(Provided information Opens)

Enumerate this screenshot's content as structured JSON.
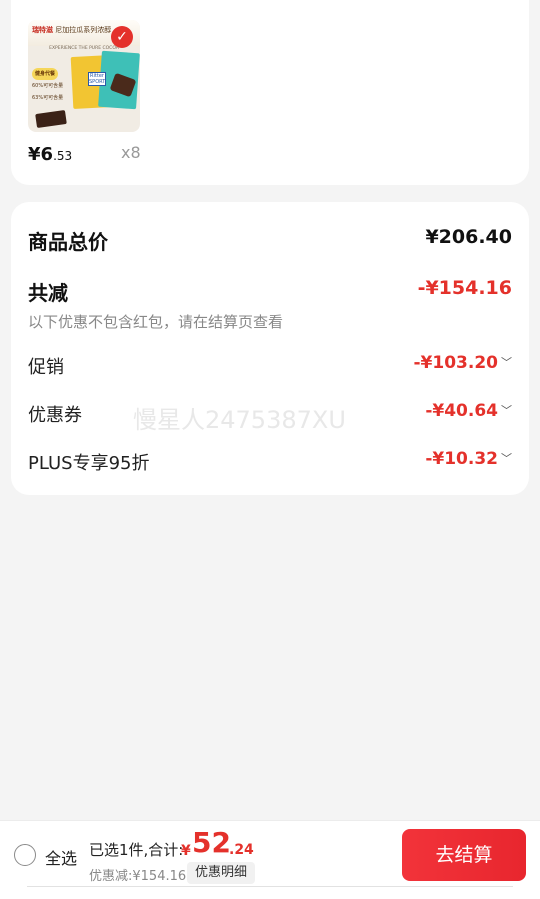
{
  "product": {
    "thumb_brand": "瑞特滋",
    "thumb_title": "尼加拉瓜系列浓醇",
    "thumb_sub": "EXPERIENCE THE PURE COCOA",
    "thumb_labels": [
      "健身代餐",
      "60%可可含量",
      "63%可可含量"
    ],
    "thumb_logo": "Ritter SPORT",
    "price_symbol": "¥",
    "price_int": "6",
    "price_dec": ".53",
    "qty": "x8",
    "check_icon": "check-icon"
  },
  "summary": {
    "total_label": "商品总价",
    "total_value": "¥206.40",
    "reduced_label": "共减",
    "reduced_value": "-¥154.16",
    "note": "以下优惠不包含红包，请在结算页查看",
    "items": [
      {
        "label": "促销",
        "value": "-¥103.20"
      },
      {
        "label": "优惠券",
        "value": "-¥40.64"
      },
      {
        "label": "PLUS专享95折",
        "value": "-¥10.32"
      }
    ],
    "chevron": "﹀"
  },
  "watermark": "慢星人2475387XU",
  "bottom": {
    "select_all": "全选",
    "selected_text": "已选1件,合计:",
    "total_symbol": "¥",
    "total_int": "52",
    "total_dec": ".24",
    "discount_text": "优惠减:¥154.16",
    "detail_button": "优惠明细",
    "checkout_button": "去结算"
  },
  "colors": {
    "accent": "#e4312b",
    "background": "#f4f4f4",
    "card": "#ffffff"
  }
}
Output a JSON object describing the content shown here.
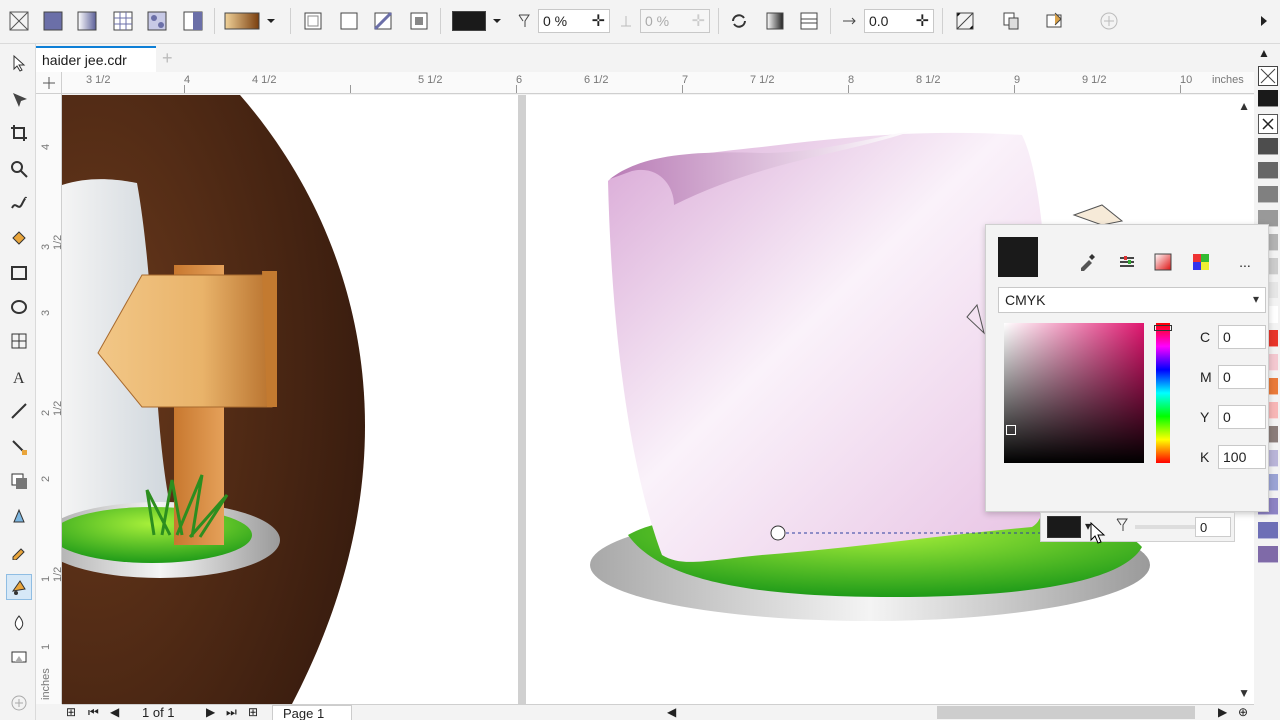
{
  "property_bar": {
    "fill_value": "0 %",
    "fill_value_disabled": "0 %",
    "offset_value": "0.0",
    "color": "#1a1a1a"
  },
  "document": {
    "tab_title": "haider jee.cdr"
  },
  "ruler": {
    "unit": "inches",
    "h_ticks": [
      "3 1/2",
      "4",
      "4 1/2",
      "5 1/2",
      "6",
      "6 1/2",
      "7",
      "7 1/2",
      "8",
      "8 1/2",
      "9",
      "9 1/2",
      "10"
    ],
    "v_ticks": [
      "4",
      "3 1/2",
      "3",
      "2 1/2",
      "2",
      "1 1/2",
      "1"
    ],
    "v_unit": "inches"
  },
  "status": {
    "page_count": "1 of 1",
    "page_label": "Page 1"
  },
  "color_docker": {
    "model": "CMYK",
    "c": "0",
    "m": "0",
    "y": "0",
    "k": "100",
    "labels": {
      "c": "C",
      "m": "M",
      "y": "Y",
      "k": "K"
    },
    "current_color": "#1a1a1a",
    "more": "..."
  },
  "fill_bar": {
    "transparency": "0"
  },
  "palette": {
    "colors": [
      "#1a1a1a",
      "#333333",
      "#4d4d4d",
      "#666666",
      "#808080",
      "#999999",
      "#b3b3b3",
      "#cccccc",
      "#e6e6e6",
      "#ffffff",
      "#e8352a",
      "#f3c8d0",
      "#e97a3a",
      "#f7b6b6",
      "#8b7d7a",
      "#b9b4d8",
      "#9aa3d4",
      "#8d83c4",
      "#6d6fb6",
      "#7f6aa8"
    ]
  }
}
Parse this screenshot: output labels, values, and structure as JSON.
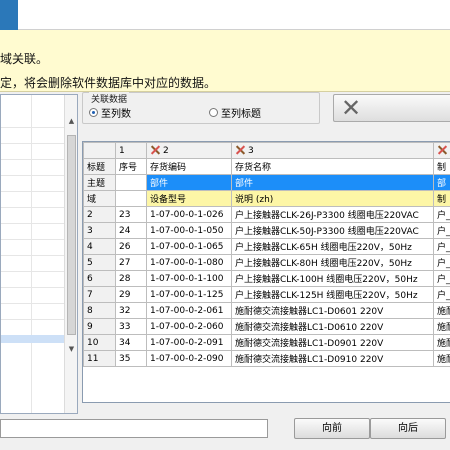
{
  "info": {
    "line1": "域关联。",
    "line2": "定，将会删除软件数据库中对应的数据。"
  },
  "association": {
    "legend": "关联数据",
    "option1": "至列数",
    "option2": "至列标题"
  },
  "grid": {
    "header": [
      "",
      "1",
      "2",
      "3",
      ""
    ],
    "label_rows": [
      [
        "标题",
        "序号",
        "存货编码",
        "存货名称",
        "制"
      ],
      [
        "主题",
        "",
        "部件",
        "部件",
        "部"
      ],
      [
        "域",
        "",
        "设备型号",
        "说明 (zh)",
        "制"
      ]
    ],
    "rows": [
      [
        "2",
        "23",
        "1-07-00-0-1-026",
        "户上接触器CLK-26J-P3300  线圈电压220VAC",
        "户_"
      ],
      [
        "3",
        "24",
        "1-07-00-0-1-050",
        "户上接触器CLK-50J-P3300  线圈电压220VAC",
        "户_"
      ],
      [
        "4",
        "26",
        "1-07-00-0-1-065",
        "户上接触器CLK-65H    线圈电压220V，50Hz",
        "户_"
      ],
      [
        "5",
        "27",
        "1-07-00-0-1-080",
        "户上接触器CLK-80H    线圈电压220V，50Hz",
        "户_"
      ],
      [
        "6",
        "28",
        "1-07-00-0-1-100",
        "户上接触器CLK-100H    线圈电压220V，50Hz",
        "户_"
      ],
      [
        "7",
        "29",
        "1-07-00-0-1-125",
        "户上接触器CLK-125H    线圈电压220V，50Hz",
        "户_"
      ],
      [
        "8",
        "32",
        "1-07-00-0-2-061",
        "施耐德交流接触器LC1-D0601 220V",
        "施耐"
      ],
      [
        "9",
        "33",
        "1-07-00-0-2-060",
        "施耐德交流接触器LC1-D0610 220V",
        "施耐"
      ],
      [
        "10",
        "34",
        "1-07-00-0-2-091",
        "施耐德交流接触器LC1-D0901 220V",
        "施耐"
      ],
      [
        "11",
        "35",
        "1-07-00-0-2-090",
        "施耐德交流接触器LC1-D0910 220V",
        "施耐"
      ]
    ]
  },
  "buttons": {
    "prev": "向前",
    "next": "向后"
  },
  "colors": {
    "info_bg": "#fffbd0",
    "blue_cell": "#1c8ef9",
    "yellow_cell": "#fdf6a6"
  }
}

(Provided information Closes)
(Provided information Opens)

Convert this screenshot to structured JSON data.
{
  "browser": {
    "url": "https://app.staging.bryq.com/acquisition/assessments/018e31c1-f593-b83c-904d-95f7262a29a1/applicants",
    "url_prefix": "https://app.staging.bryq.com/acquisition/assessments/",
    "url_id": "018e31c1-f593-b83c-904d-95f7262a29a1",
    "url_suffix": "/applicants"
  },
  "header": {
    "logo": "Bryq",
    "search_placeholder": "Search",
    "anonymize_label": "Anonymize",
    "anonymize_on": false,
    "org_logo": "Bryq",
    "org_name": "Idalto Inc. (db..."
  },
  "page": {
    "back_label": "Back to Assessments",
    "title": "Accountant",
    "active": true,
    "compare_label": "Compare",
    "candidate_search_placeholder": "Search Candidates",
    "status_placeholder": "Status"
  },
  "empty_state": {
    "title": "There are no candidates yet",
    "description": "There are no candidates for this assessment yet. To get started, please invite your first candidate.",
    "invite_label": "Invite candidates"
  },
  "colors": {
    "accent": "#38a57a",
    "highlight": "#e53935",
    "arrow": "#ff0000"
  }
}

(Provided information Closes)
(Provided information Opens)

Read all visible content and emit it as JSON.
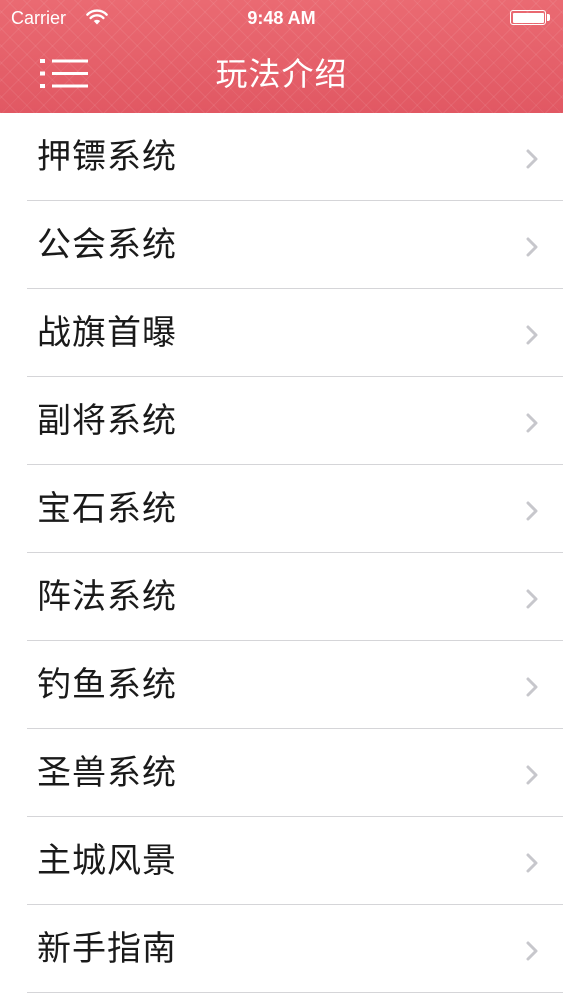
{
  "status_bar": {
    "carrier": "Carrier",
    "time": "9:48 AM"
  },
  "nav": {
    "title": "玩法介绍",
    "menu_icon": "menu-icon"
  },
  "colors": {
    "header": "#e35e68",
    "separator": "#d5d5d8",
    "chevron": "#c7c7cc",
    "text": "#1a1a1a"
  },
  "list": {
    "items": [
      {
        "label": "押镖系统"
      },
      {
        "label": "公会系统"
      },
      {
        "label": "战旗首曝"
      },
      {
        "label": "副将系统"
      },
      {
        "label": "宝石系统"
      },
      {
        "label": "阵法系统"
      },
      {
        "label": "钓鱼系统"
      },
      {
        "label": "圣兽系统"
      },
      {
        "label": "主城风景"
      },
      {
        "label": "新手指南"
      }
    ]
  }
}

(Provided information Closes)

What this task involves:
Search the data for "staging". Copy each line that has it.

Task result:
    "url": "https://app.staging.bryq.com/acquisition/assessments/018e31c1-f593-b83c-904d-95f7262a29a1/applicants",
    "url_prefix": "https://app.staging.bryq.com/acquisition/assessments/",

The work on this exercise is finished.